Electoral turnout, historically between seventy and eighty percent, was 59.4% in 2001 and in the mid-to-low sixties at the past three elections. The numbers make for depressing reading and betray a society with sharp divides between the politically disengaged and regular voters; the turnout was 56% amongst BME voters, 43% amongst 18-24 year olds and 78% amongst 65+ voters.

Tim Montgomerie recently warned that low electoral turnouts risk turning Britain into a ‘gerontocracy’, with policy geared towards the needs of the most regular voters – older people. Advocates of this view point towards figures that show between 2001-2012 the average weekly income of pensioner households grew by 18%, while 18-21 year olds’ median wage fell by 21.7%. A 2011 study suggested that over their lifetime, an average 65-year-old has would have received a net £223,183 state subsidy, while a newborn child will contribute a net £159,668.

Perceptions of a ‘gerontocracy’, of politicians making policy simply to curry favour with regular voters, have further implications for electoral turnout. A recent survey found four in ten people in Britain would not consider voting for any political party, with that figure rising to 46% amongst under-30s. Surely this is not unconnected to the fact that in 2014 just 10% of voters believed politicians were in it for the benefit of their country, rather than themselves or their party.

How can these damaging perceptions be altered? New policies helping younger voters could play a part, from helping people to better access part time education to further effective reforms to working age benefits. Reforms to Britain’s democracy could also have a real impact. John Bercow has argued for a greater integration of digital media in the legislative process and has established the Speaker’s Commission on Digital Democracy to make parliament more ‘inclusive, and better able to engage the public with democracy’.

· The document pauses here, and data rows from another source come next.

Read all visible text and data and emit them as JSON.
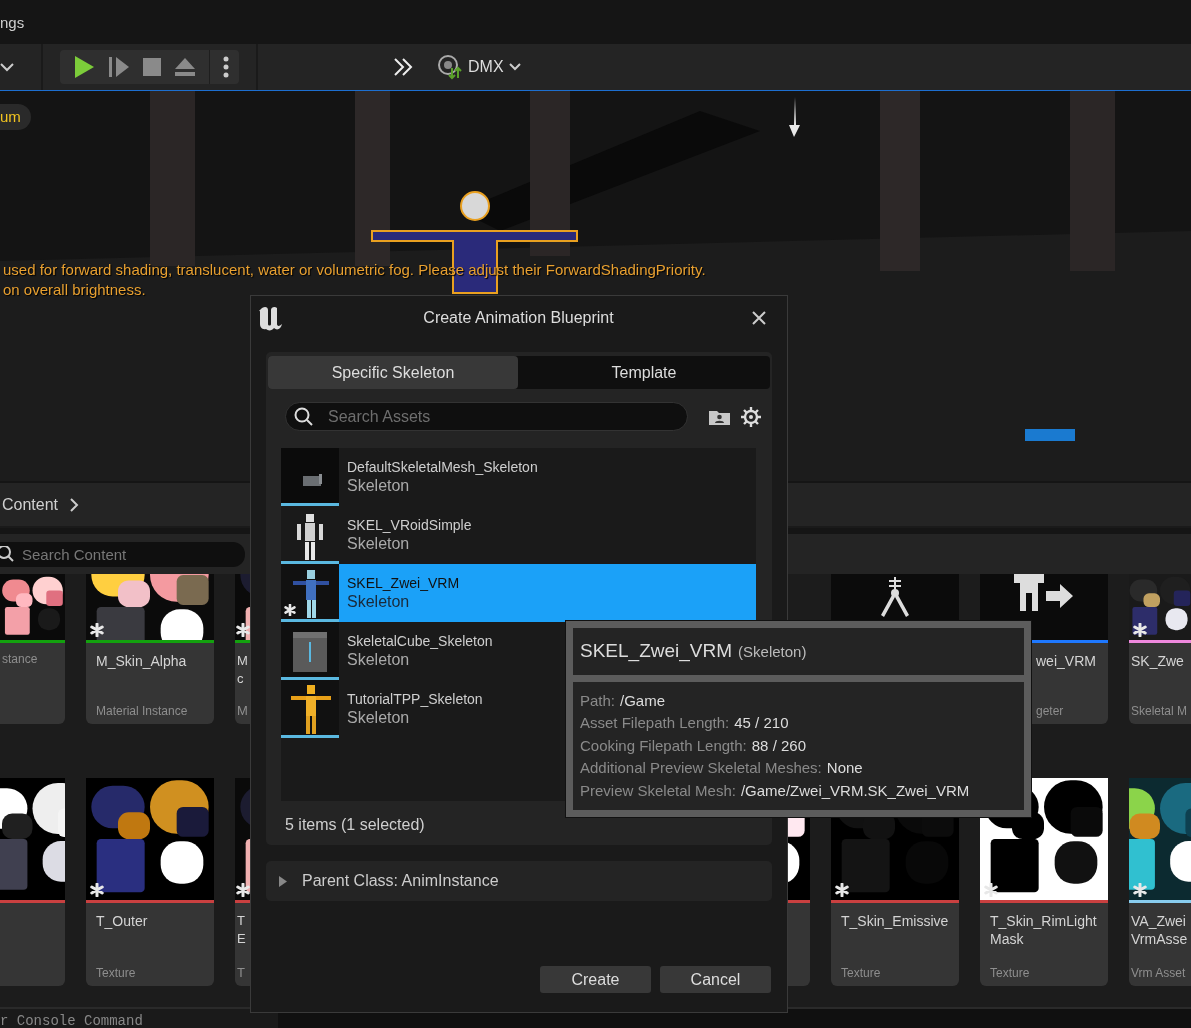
{
  "menu_bar": {
    "item": "ngs"
  },
  "toolbar": {
    "dmx_label": "DMX"
  },
  "viewport": {
    "badge": "um",
    "messages": [
      "used for forward shading, translucent, water or volumetric fog. Please adjust their ForwardShadingPriority.",
      "on overall brightness."
    ]
  },
  "content_browser": {
    "breadcrumb": "Content",
    "search": {
      "placeholder": "Search Content"
    },
    "rows": [
      {
        "cards": [
          {
            "kind": "edge",
            "type": "stance",
            "color": "#13a10e",
            "modified": false
          },
          {
            "kind": "full",
            "name": "M_Skin_Alpha",
            "type": "Material Instance",
            "color": "#13a10e",
            "modified": true
          },
          {
            "kind": "sliver",
            "name": "M c",
            "type": "M",
            "color": "#13a10e",
            "modified": true
          },
          {
            "kind": "rig"
          },
          {
            "kind": "retargeter",
            "name": "wei_VRM",
            "type": "geter",
            "color": "#1e78ff"
          },
          {
            "kind": "edge",
            "name": "SK_Zwe",
            "type": "Skeletal M",
            "color": "#ee88dd",
            "modified": true
          }
        ]
      },
      {
        "cards": [
          {
            "kind": "edge",
            "color": "#c94040",
            "modified": false
          },
          {
            "kind": "full",
            "name": "T_Outer",
            "type": "Texture",
            "color": "#c94040",
            "modified": true
          },
          {
            "kind": "sliver",
            "name": "T E",
            "type": "T",
            "color": "#c94040",
            "modified": true
          },
          {
            "kind": "covered",
            "color": "#c94040"
          },
          {
            "kind": "full",
            "name": "T_Skin_Emissive",
            "type": "Texture",
            "color": "#c94040",
            "modified": true
          },
          {
            "kind": "full",
            "name": "T_Skin_RimLight Mask",
            "type": "Texture",
            "color": "#c94040",
            "modified": true
          },
          {
            "kind": "edge",
            "name": "VA_Zwei VrmAsse",
            "type": "Vrm Asset",
            "color": "#88ccee",
            "modified": true
          }
        ]
      }
    ]
  },
  "console": {
    "placeholder": "r Console Command"
  },
  "dialog": {
    "title": "Create Animation Blueprint",
    "tabs": [
      {
        "label": "Specific Skeleton",
        "selected": true
      },
      {
        "label": "Template",
        "selected": false
      }
    ],
    "search": {
      "placeholder": "Search Assets"
    },
    "items": [
      {
        "name": "DefaultSkeletalMesh_Skeleton",
        "type": "Skeleton",
        "selected": false,
        "modified": false
      },
      {
        "name": "SKEL_VRoidSimple",
        "type": "Skeleton",
        "selected": false,
        "modified": false
      },
      {
        "name": "SKEL_Zwei_VRM",
        "type": "Skeleton",
        "selected": true,
        "modified": true
      },
      {
        "name": "SkeletalCube_Skeleton",
        "type": "Skeleton",
        "selected": false,
        "modified": false
      },
      {
        "name": "TutorialTPP_Skeleton",
        "type": "Skeleton",
        "selected": false,
        "modified": false
      }
    ],
    "status": "5 items (1 selected)",
    "parent_class": {
      "label": "Parent Class: AnimInstance",
      "expanded": false
    },
    "buttons": [
      "Create",
      "Cancel"
    ]
  },
  "tooltip": {
    "title": "SKEL_Zwei_VRM",
    "type": "(Skeleton)",
    "properties": [
      {
        "label": "Path:",
        "value": "/Game"
      },
      {
        "label": "Asset Filepath Length:",
        "value": "45 / 210"
      },
      {
        "label": "Cooking Filepath Length:",
        "value": "88 / 260"
      },
      {
        "label": "Additional Preview Skeletal Meshes:",
        "value": "None"
      },
      {
        "label": "Preview Skeletal Mesh:",
        "value": "/Game/Zwei_VRM.SK_Zwei_VRM"
      }
    ]
  }
}
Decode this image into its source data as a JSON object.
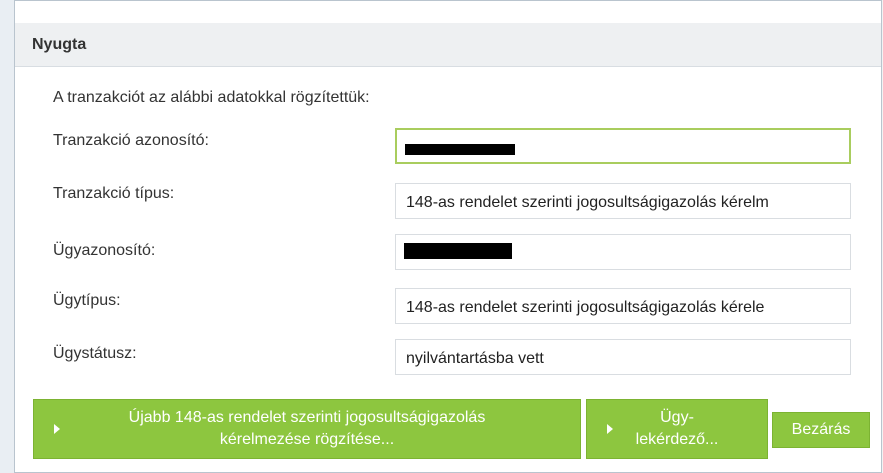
{
  "dialog": {
    "title": "Nyugta",
    "intro": "A tranzakciót az alábbi adatokkal rögzítettük:"
  },
  "fields": [
    {
      "label": "Tranzakció azonosító:",
      "value": "",
      "redacted": true
    },
    {
      "label": "Tranzakció típus:",
      "value": "148-as rendelet szerinti jogosultságigazolás kérelm",
      "redacted": false
    },
    {
      "label": "Ügyazonosító:",
      "value": "",
      "redacted": true
    },
    {
      "label": "Ügytípus:",
      "value": "148-as rendelet szerinti jogosultságigazolás kérele",
      "redacted": false
    },
    {
      "label": "Ügystátusz:",
      "value": "nyilvántartásba vett",
      "redacted": false
    }
  ],
  "buttons": {
    "new_request_line1": "Újabb 148-as rendelet szerinti jogosultságigazolás",
    "new_request_line2": "kérelmezése rögzítése...",
    "case_query_line1": "Ügy-",
    "case_query_line2": "lekérdező...",
    "close": "Bezárás"
  },
  "colors": {
    "button_green": "#8dc63f",
    "focus_border": "#a9cd5e",
    "header_bg": "#eef0f2"
  }
}
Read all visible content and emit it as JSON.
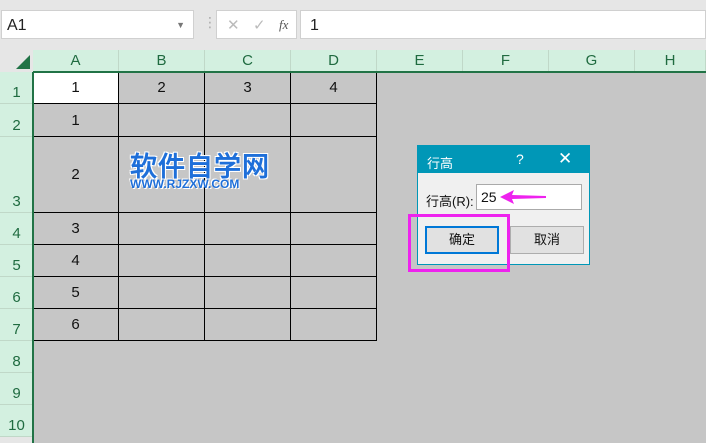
{
  "name_box": {
    "value": "A1"
  },
  "formula_bar": {
    "cancel": "✕",
    "enter": "✓",
    "fx": "fx",
    "value": "1"
  },
  "columns": [
    "A",
    "B",
    "C",
    "D",
    "E",
    "F",
    "G",
    "H"
  ],
  "rows": [
    "1",
    "2",
    "3",
    "4",
    "5",
    "6",
    "7",
    "8",
    "9",
    "10"
  ],
  "cells": {
    "row1": [
      "1",
      "2",
      "3",
      "4"
    ],
    "colA": [
      "1",
      "2",
      "3",
      "4",
      "5",
      "6"
    ]
  },
  "watermark": {
    "title": "软件自学网",
    "url": "WWW.RJZXW.COM"
  },
  "dialog": {
    "title": "行高",
    "help": "?",
    "close": "✕",
    "label": "行高(R):",
    "value": "25",
    "ok": "确定",
    "cancel": "取消"
  },
  "colors": {
    "accent": "#217346",
    "dialog_title": "#0097b7",
    "highlight": "#ee22ee"
  }
}
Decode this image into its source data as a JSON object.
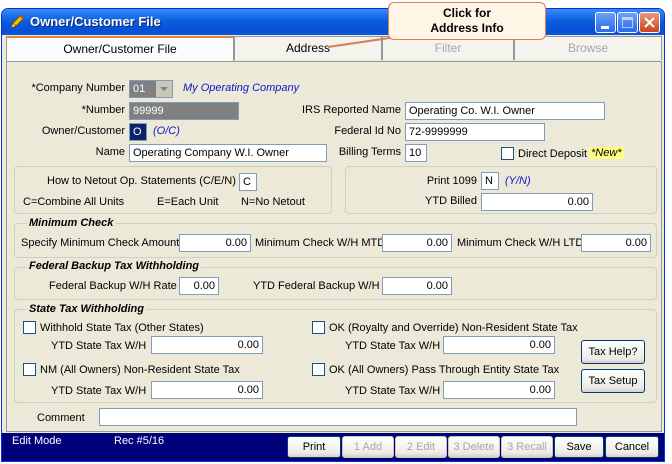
{
  "window": {
    "title": "Owner/Customer File"
  },
  "tooltip": {
    "line1": "Click for",
    "line2": "Address Info"
  },
  "tabs": [
    {
      "label": "Owner/Customer File"
    },
    {
      "label": "Address"
    },
    {
      "label": "Filter"
    },
    {
      "label": "Browse"
    }
  ],
  "company": {
    "label": "*Company Number",
    "value": "01",
    "name": "My Operating Company"
  },
  "number": {
    "label": "*Number",
    "value": "99999"
  },
  "owner_customer": {
    "label": "Owner/Customer",
    "value": "O",
    "hint": "(O/C)"
  },
  "name": {
    "label": "Name",
    "value": "Operating Company W.I.  Owner"
  },
  "irs_name": {
    "label": "IRS Reported Name",
    "value": "Operating Co. W.I. Owner"
  },
  "federal_id": {
    "label": "Federal Id No",
    "value": "72-9999999"
  },
  "billing_terms": {
    "label": "Billing Terms",
    "value": "10"
  },
  "direct_deposit": {
    "label": "Direct Deposit",
    "badge": "*New*"
  },
  "netout": {
    "label": "How to Netout Op. Statements (C/E/N)",
    "value": "C",
    "opt_c": "C=Combine All Units",
    "opt_e": "E=Each Unit",
    "opt_n": "N=No Netout"
  },
  "print1099": {
    "label": "Print 1099",
    "value": "N",
    "hint": "(Y/N)"
  },
  "ytd_billed": {
    "label": "YTD Billed",
    "value": "0.00"
  },
  "minimum_check": {
    "title": "Minimum Check",
    "specify_label": "Specify Minimum Check Amount",
    "specify_value": "0.00",
    "wh_mtd_label": "Minimum Check W/H MTD",
    "wh_mtd_value": "0.00",
    "wh_ltd_label": "Minimum Check W/H LTD",
    "wh_ltd_value": "0.00"
  },
  "backup_tax": {
    "title": "Federal Backup Tax Withholding",
    "rate_label": "Federal Backup W/H Rate",
    "rate_value": "0.00",
    "ytd_label": "YTD Federal Backup W/H",
    "ytd_value": "0.00"
  },
  "state_tax": {
    "title": "State Tax Withholding",
    "ytd_label": "YTD State Tax W/H",
    "items": [
      {
        "label": "Withhold State Tax (Other States)",
        "value": "0.00"
      },
      {
        "label": "OK (Royalty and Override) Non-Resident State Tax",
        "value": "0.00"
      },
      {
        "label": "NM (All Owners) Non-Resident State Tax",
        "value": "0.00"
      },
      {
        "label": "OK (All Owners) Pass Through Entity State Tax",
        "value": "0.00"
      }
    ],
    "tax_help": "Tax Help?",
    "tax_setup": "Tax Setup"
  },
  "comment": {
    "label": "Comment",
    "value": ""
  },
  "status": {
    "mode": "Edit Mode",
    "record": "Rec #5/16"
  },
  "buttons": {
    "print": "Print",
    "add": "1 Add",
    "edit": "2 Edit",
    "delete": "3 Delete",
    "recall": "3 Recall",
    "save": "Save",
    "cancel": "Cancel"
  },
  "colors": {
    "titlebar": "#0A5FE0",
    "statusbar": "#00007B",
    "hint_blue": "#1212C8",
    "tooltip_border": "#E07B5A"
  }
}
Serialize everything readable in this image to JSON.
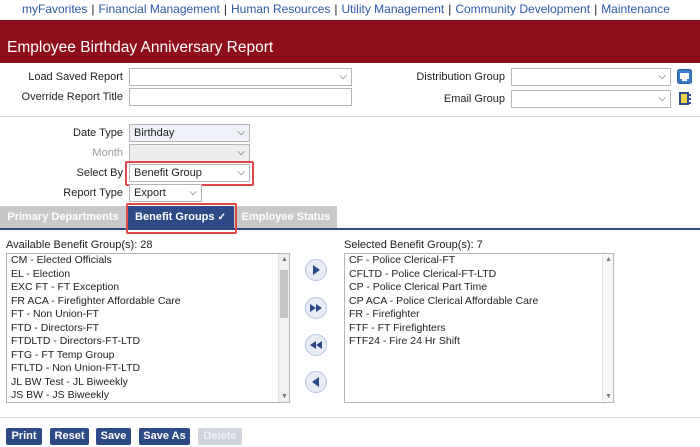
{
  "nav": {
    "items": [
      "myFavorites",
      "Financial Management",
      "Human Resources",
      "Utility Management",
      "Community Development",
      "Maintenance"
    ],
    "separator": "|"
  },
  "page": {
    "title": "Employee Birthday Anniversary Report"
  },
  "form": {
    "load_saved_report": {
      "label": "Load Saved Report",
      "value": ""
    },
    "override_report_title": {
      "label": "Override Report Title",
      "value": ""
    },
    "distribution_group": {
      "label": "Distribution Group",
      "value": ""
    },
    "email_group": {
      "label": "Email Group",
      "value": ""
    },
    "date_type": {
      "label": "Date Type",
      "value": "Birthday"
    },
    "month": {
      "label": "Month",
      "value": ""
    },
    "select_by": {
      "label": "Select By",
      "value": "Benefit Group"
    },
    "report_type": {
      "label": "Report Type",
      "value": "Export"
    }
  },
  "tabs": [
    {
      "label": "Primary Departments",
      "active": false
    },
    {
      "label": "Benefit Groups",
      "active": true,
      "check": "✓"
    },
    {
      "label": "Employee Status",
      "active": false
    }
  ],
  "available": {
    "label": "Available Benefit Group(s): 28",
    "items": [
      "CM - Elected Officials",
      "EL - Election",
      "EXC FT - FT Exception",
      "FR ACA - Firefighter Affordable Care",
      "FT - Non Union-FT",
      "FTD - Directors-FT",
      "FTDLTD - Directors-FT-LTD",
      "FTG - FT Temp Group",
      "FTLTD - Non Union-FT-LTD",
      "JL BW Test - JL Biweekly",
      "JS BW - JS Biweekly"
    ]
  },
  "selected": {
    "label": "Selected Benefit Group(s): 7",
    "items": [
      "CF - Police Clerical-FT",
      "CFLTD - Police Clerical-FT-LTD",
      "CP - Police Clerical Part Time",
      "CP ACA - Police Clerical Affordable Care",
      "FR - Firefighter",
      "FTF - FT Firefighters",
      "FTF24 - Fire 24 Hr Shift"
    ]
  },
  "buttons": {
    "print": "Print",
    "reset": "Reset",
    "save": "Save",
    "save_as": "Save As",
    "delete": "Delete"
  },
  "colors": {
    "title_bar": "#8f0e1c",
    "primary": "#2d4a86",
    "link": "#2a58a6",
    "highlight": "#e04848"
  }
}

Participation could be boosted by a system where online or internet voting played a component role, as it does in Australia and Switzerland.  The electoral systems of both these countries are notable; Australia for its mandatory voting requirements; Switzerland for the role it gives to direct democracy. Mandatory voting is occasionally mooted in the UK, and may have to be more seriously considered if current voting trends continue. Meanwhile, adopting some of the forms of direct democracy found in Switzerland could play an important role in increasing political engagement. Ideas such as a greater role for online petitions, referenda on policy, directly elected leaders in public services, sunset clauses in new laws and powers of recall would all promote a participative democracy and active citizenship. Online crowdfunding, enthusiastically embraced by mainstream political parties, could also challenge the power of political donors and lobbyists.

Younger generarations represent a growing proportion of our electorate. If our democracy is to function effectively in future it needs to secure their whole-hearted participation, and soon.

Alex Hardiman is a Bright Blue member and recently graduated from the University of Bristol. @AlexJHardiman